Bad Behavior in Babylon Revisited by F. Scott Fitzgerald

965 words - 4 pages one drink as he promise himself to have every day, and because he wanted to prove to his sister in law that he is not the same person anymore. He tried all that he could to have his daughter to move with him In conclusion the story applies to one of the mercy court value which is integrity meaning that Charlie was very honest about what he wanted to do for his daughter and he admit that he use to be an alcoholic, and he regret the life that he use to live and that is why he is sober now. Reference Fitzgerald, Scott F. "Babylon Revisited." Loeffelholz, Mary. The Norton Anthology of American Literature . New York: Norton & Company , 1931. 1839-1853.

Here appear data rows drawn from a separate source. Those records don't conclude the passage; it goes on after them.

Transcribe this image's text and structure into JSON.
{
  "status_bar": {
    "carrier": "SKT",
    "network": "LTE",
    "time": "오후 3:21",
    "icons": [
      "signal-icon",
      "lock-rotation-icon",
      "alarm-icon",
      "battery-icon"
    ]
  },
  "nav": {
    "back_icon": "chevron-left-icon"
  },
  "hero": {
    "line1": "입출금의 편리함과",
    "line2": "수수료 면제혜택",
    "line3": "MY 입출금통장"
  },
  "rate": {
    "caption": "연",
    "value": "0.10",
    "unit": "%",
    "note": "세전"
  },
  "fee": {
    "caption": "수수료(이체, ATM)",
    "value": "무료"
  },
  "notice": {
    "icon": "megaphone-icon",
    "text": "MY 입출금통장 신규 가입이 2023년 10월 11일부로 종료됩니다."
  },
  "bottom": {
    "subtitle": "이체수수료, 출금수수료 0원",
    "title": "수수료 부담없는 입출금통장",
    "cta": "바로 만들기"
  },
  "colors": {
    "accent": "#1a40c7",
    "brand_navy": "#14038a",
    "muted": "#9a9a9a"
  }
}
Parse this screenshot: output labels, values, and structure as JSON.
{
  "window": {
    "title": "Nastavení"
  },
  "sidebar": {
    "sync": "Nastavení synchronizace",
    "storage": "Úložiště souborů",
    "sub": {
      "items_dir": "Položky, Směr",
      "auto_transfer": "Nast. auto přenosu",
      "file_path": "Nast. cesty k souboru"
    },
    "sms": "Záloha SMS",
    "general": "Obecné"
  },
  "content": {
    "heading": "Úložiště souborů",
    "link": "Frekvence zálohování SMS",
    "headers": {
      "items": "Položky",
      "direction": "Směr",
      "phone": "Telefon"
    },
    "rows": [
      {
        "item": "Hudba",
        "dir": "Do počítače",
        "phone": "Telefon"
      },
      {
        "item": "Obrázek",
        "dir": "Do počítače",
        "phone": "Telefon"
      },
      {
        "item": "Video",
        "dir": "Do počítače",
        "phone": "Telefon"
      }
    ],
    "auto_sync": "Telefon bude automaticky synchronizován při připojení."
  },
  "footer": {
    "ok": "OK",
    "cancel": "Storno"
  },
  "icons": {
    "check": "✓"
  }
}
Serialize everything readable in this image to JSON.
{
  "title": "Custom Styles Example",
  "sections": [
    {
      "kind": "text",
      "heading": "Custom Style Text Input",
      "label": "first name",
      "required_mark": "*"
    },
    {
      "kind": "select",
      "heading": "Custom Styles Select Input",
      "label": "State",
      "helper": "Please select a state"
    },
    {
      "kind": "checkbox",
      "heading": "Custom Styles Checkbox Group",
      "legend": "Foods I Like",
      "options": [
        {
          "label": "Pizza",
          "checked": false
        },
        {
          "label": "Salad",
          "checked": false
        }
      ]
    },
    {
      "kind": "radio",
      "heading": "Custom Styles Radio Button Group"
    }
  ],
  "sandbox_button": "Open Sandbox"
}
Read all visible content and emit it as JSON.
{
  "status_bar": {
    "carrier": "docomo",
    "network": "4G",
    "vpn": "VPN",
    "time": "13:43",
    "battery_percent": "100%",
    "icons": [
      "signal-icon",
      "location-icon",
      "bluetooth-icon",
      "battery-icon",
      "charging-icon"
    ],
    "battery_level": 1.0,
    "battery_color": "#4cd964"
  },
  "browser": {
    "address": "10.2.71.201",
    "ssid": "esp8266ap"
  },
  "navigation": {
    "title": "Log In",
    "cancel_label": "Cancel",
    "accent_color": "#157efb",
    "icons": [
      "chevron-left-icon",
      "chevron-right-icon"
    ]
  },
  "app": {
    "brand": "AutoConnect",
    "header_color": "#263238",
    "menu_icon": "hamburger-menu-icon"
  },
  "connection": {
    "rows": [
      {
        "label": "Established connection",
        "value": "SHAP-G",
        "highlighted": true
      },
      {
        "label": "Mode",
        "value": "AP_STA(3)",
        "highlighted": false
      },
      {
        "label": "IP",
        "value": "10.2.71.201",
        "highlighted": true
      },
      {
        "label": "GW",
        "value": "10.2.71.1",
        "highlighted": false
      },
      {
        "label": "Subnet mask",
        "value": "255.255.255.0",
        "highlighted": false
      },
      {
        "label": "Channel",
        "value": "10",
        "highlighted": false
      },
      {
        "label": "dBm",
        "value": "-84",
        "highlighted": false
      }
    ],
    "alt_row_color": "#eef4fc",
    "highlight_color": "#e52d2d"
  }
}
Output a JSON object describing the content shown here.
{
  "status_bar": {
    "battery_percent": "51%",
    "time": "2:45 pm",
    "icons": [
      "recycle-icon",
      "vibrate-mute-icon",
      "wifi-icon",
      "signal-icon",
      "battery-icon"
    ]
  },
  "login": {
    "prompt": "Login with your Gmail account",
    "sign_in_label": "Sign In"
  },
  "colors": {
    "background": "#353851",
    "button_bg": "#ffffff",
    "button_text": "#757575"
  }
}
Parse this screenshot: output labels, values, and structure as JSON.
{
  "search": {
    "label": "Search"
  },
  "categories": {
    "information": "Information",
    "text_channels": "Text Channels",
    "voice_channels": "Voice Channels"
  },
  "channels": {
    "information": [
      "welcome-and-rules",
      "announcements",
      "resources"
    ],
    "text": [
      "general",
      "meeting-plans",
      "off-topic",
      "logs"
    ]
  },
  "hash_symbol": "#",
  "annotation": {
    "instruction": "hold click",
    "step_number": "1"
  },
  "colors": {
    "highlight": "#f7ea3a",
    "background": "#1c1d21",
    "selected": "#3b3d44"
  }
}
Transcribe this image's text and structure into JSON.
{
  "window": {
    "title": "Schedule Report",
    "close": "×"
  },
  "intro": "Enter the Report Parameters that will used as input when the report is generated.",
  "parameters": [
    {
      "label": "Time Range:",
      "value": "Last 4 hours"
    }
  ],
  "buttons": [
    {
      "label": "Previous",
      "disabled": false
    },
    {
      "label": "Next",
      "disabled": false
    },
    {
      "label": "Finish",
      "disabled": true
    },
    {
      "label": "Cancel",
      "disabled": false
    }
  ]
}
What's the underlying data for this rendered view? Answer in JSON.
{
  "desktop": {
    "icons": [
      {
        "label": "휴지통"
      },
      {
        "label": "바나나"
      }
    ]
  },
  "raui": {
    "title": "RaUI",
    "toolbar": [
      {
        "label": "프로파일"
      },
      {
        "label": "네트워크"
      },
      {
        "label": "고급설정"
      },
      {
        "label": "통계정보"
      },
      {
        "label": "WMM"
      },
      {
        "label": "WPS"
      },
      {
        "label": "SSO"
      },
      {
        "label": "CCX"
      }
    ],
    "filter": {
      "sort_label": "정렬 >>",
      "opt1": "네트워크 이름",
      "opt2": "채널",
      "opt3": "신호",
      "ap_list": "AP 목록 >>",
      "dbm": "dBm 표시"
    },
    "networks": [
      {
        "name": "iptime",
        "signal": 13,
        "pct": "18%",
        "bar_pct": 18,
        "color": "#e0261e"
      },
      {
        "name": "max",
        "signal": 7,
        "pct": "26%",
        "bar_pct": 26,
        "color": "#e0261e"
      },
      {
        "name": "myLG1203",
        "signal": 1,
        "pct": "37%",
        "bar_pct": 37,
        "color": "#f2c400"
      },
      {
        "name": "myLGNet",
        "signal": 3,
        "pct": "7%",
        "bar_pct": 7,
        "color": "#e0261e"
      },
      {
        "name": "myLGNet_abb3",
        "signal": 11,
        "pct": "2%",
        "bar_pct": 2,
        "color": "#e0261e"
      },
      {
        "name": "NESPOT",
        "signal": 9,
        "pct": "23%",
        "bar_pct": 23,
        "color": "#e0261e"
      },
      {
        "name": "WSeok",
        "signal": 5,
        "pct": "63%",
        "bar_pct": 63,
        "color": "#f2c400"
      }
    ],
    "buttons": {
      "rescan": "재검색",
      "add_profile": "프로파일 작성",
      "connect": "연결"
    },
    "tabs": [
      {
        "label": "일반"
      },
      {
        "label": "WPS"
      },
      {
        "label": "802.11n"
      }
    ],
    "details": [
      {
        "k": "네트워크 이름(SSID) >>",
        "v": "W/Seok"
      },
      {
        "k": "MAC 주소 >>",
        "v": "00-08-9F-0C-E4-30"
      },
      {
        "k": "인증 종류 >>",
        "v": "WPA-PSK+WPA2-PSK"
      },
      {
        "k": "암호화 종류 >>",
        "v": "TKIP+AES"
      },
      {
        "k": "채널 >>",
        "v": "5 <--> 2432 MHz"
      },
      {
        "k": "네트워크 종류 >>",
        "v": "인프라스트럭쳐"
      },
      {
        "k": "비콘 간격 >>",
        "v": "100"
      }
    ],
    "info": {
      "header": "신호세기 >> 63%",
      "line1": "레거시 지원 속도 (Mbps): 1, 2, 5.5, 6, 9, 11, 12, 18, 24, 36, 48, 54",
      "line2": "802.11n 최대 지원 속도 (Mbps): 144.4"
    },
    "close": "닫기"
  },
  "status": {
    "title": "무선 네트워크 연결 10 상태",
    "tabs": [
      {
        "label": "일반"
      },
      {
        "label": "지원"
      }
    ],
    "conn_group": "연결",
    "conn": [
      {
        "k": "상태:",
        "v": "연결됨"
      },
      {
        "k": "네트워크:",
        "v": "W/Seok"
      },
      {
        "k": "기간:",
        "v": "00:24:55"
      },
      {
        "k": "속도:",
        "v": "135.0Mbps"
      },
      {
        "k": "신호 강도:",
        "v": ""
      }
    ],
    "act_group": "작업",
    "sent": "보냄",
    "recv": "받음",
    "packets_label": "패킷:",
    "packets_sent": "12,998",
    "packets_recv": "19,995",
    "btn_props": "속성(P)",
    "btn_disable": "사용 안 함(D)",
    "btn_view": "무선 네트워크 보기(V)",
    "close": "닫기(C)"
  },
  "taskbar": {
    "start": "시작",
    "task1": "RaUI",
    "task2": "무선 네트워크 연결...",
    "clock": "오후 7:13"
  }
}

Comparing Hills Like White Elephans by Ernest Hemingway and Babylon Revisited by F. Scott Fitzgerald

2392 words - 10 pages Comparing Hills Like White Elephans by Ernest Hemingway and Babylon Revisited by F. Scott Fitzgerald At first glance it seems that the two short stories “Hills Like White Elephants” by Ernest Hemingway and “Babylon Revisited” by F. Scott

The Great Gatsby, by F. Scott Fitzgerald

1441 words - 6 pages Since the beginning of time, man has written himself into history. Whether it was on cave walls, or in scripts, men have wanted to leave behind a legacy. One of the most well known men is author F. Scott Fitzgerald. Fitzgerald had always wanted to write the greatest American novel- and so he created the Great Gatsby. Although it is not the greatest American novel, it is studied by high schools and has several movie adaptions. However, he had to

The Great Gatsby by F. Scott Fitzgerald

1511 words - 6 pages F. Scott Fitzgerald lived during a pivotal time during America, when the American Dream, once standing for freedom, quickly started changing into more materialistic and power driven desires. Because of this, major themes in many of his novels centralize around the shortcomings and triumphs of life in these newly changed times. F. Scott Fitzgerald's personal desires for love and wealth and the struggles associated with trying to achieve them come

Similar Essays

The Death Of The Ball Turret Gunner

786 words - 4 pages In the first line of the “The Death of the Ball Turret Gunner” Jarrell states, “When I died they washed me out of the turret with a hose”(5). Jarrell does not elaborate; he makes it very clear that war is gruesome. However, the literary techniques used in the other four lines of “Death of the Ball Turret Gunner” give this theme even deeper meaning and make his point so effective. Jarrell criticizes the government for its insensitivity toward the

Analysis Of Randall Jarrell's The Death Of The Ball Turret Gunner

1315 words - 5 pages the pilots, navigators and gunners of the war. This is probably when Jarrell wrote one of his most famous poems, “The Death of the Ball Turret Gunner.” After being discharged from the army, Randall went back to teaching. Randall’s love for teaching showed by his famous quote, “if I were a rich man, I would pay money to teach.” Randall did have some psychiatric problems though. Many people thought Jarrell committed suicide when he was hit by a car

Analysis Of Randall Jarrell's "The Death Of The Ball Turret Gunner" And Wilfred Owen's "Dulce Et Decorum Est"

1018 words - 4 pages Turret Gunner," by Randall Jarrell speaks of both the futility of life and the callousness of war. The ball turret gunner had perhaps the most dangerous job of the crew. Once inside the ball turret, the gunner had little room to move and was very cramped. In this cramped space, the gunner faced extremely cold temperatures and had to squeeze into a fetal position: "From my mother's sleep I feel into the State, / And I hunched in its belly till my wet

"Death Of A Ball Turret Gunner" Explained

531 words - 2 pages "The Death of the Ball Turret Gunner," by Randall Jarrell is a poem that speaks of both the roughness of war and sometimes the all too real worthlessness of life. A ball turret gunner is one of the most dangerous jobs of any airborne crew member. Upon squeezing into this Plexiglas dome, the gunner has little or no room to maneuver. Most of the men choose the fetal position to compensate for the cramped area and extreme weather they have to